### [Your assignment]
Tally the lines of the data that include the word "text" and state the total, nothing else.

··· Exercise data

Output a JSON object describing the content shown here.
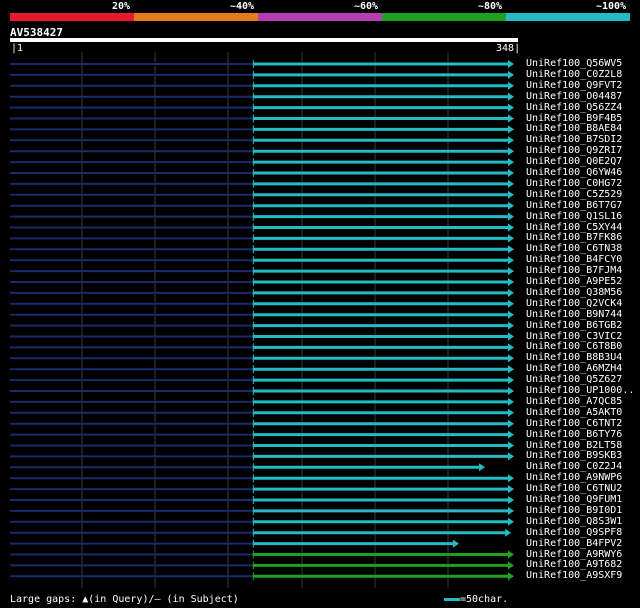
{
  "scale": {
    "labels": [
      "20%",
      "~40%",
      "~60%",
      "~80%",
      "~100%"
    ],
    "colors": [
      "#e8192f",
      "#e87a1e",
      "#b43fb4",
      "#20a020",
      "#23bcc4"
    ]
  },
  "query": {
    "id": "AV538427",
    "start": "1",
    "end": "348"
  },
  "footer": {
    "text": "Large gaps: ▲(in Query)/– (in Subject)"
  },
  "legend": {
    "text": "=50char."
  },
  "hits": [
    {
      "name": "UniRef100_Q56WV5",
      "qs": 1,
      "ms": 168,
      "me": 348,
      "color": "cyan"
    },
    {
      "name": "UniRef100_C0Z2L8",
      "qs": 1,
      "ms": 168,
      "me": 348,
      "color": "cyan"
    },
    {
      "name": "UniRef100_Q9FVT2",
      "qs": 1,
      "ms": 168,
      "me": 348,
      "color": "cyan"
    },
    {
      "name": "UniRef100_O04487",
      "qs": 1,
      "ms": 168,
      "me": 348,
      "color": "cyan"
    },
    {
      "name": "UniRef100_Q56ZZ4",
      "qs": 1,
      "ms": 168,
      "me": 348,
      "color": "cyan"
    },
    {
      "name": "UniRef100_B9F4B5",
      "qs": 1,
      "ms": 168,
      "me": 348,
      "color": "cyan"
    },
    {
      "name": "UniRef100_B8AE84",
      "qs": 1,
      "ms": 168,
      "me": 348,
      "color": "cyan"
    },
    {
      "name": "UniRef100_B7SDI2",
      "qs": 1,
      "ms": 168,
      "me": 348,
      "color": "cyan"
    },
    {
      "name": "UniRef100_Q9ZRI7",
      "qs": 1,
      "ms": 168,
      "me": 348,
      "color": "cyan"
    },
    {
      "name": "UniRef100_Q0E2Q7",
      "qs": 1,
      "ms": 168,
      "me": 348,
      "color": "cyan"
    },
    {
      "name": "UniRef100_Q6YW46",
      "qs": 1,
      "ms": 168,
      "me": 348,
      "color": "cyan"
    },
    {
      "name": "UniRef100_C0HG72",
      "qs": 1,
      "ms": 168,
      "me": 348,
      "color": "cyan"
    },
    {
      "name": "UniRef100_C5Z529",
      "qs": 1,
      "ms": 168,
      "me": 348,
      "color": "cyan"
    },
    {
      "name": "UniRef100_B6T7G7",
      "qs": 1,
      "ms": 168,
      "me": 348,
      "color": "cyan"
    },
    {
      "name": "UniRef100_Q1SL16",
      "qs": 1,
      "ms": 168,
      "me": 348,
      "color": "cyan"
    },
    {
      "name": "UniRef100_C5XY44",
      "qs": 1,
      "ms": 168,
      "me": 348,
      "color": "cyan"
    },
    {
      "name": "UniRef100_B7FK86",
      "qs": 1,
      "ms": 168,
      "me": 348,
      "color": "cyan"
    },
    {
      "name": "UniRef100_C6TN38",
      "qs": 1,
      "ms": 168,
      "me": 348,
      "color": "cyan"
    },
    {
      "name": "UniRef100_B4FCY0",
      "qs": 1,
      "ms": 168,
      "me": 348,
      "color": "cyan"
    },
    {
      "name": "UniRef100_B7FJM4",
      "qs": 1,
      "ms": 168,
      "me": 348,
      "color": "cyan"
    },
    {
      "name": "UniRef100_A9PE52",
      "qs": 1,
      "ms": 168,
      "me": 348,
      "color": "cyan"
    },
    {
      "name": "UniRef100_Q38M56",
      "qs": 1,
      "ms": 168,
      "me": 348,
      "color": "cyan"
    },
    {
      "name": "UniRef100_Q2VCK4",
      "qs": 1,
      "ms": 168,
      "me": 348,
      "color": "cyan"
    },
    {
      "name": "UniRef100_B9N744",
      "qs": 1,
      "ms": 168,
      "me": 348,
      "color": "cyan"
    },
    {
      "name": "UniRef100_B6TGB2",
      "qs": 1,
      "ms": 168,
      "me": 348,
      "color": "cyan"
    },
    {
      "name": "UniRef100_C3VIC2",
      "qs": 1,
      "ms": 168,
      "me": 348,
      "color": "cyan"
    },
    {
      "name": "UniRef100_C6T8B0",
      "qs": 1,
      "ms": 168,
      "me": 348,
      "color": "cyan"
    },
    {
      "name": "UniRef100_B8B3U4",
      "qs": 1,
      "ms": 168,
      "me": 348,
      "color": "cyan"
    },
    {
      "name": "UniRef100_A6MZH4",
      "qs": 1,
      "ms": 168,
      "me": 348,
      "color": "cyan"
    },
    {
      "name": "UniRef100_Q5Z627",
      "qs": 1,
      "ms": 168,
      "me": 348,
      "color": "cyan"
    },
    {
      "name": "UniRef100_UP1000..",
      "qs": 1,
      "ms": 168,
      "me": 348,
      "color": "cyan"
    },
    {
      "name": "UniRef100_A7QC85",
      "qs": 1,
      "ms": 168,
      "me": 348,
      "color": "cyan"
    },
    {
      "name": "UniRef100_A5AKT0",
      "qs": 1,
      "ms": 168,
      "me": 348,
      "color": "cyan"
    },
    {
      "name": "UniRef100_C6TNT2",
      "qs": 1,
      "ms": 168,
      "me": 348,
      "color": "cyan"
    },
    {
      "name": "UniRef100_B6TY76",
      "qs": 1,
      "ms": 168,
      "me": 348,
      "color": "cyan"
    },
    {
      "name": "UniRef100_B2LT58",
      "qs": 1,
      "ms": 168,
      "me": 348,
      "color": "cyan"
    },
    {
      "name": "UniRef100_B9SKB3",
      "qs": 1,
      "ms": 168,
      "me": 348,
      "color": "cyan"
    },
    {
      "name": "UniRef100_C0Z2J4",
      "qs": 1,
      "ms": 168,
      "me": 328,
      "color": "cyan"
    },
    {
      "name": "UniRef100_A9NWP6",
      "qs": 1,
      "ms": 168,
      "me": 348,
      "color": "cyan"
    },
    {
      "name": "UniRef100_C6TNU2",
      "qs": 1,
      "ms": 168,
      "me": 348,
      "color": "cyan"
    },
    {
      "name": "UniRef100_Q9FUM1",
      "qs": 1,
      "ms": 168,
      "me": 348,
      "color": "cyan"
    },
    {
      "name": "UniRef100_B9I0D1",
      "qs": 1,
      "ms": 168,
      "me": 348,
      "color": "cyan"
    },
    {
      "name": "UniRef100_Q8S3W1",
      "qs": 1,
      "ms": 168,
      "me": 348,
      "color": "cyan"
    },
    {
      "name": "UniRef100_Q9SPF8",
      "qs": 1,
      "ms": 168,
      "me": 346,
      "color": "cyan"
    },
    {
      "name": "UniRef100_B4FPV2",
      "qs": 1,
      "ms": 168,
      "me": 310,
      "color": "cyan"
    },
    {
      "name": "UniRef100_A9RWY6",
      "qs": 1,
      "ms": 168,
      "me": 348,
      "color": "green"
    },
    {
      "name": "UniRef100_A9T682",
      "qs": 1,
      "ms": 168,
      "me": 348,
      "color": "green"
    },
    {
      "name": "UniRef100_A9SXF9",
      "qs": 1,
      "ms": 168,
      "me": 348,
      "color": "green"
    }
  ],
  "colors": {
    "cyan": "#23bcc4",
    "green": "#20a020",
    "faint": "#1a2a6a",
    "grid": "#3a3a3a"
  }
}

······

### [Solved problem]
2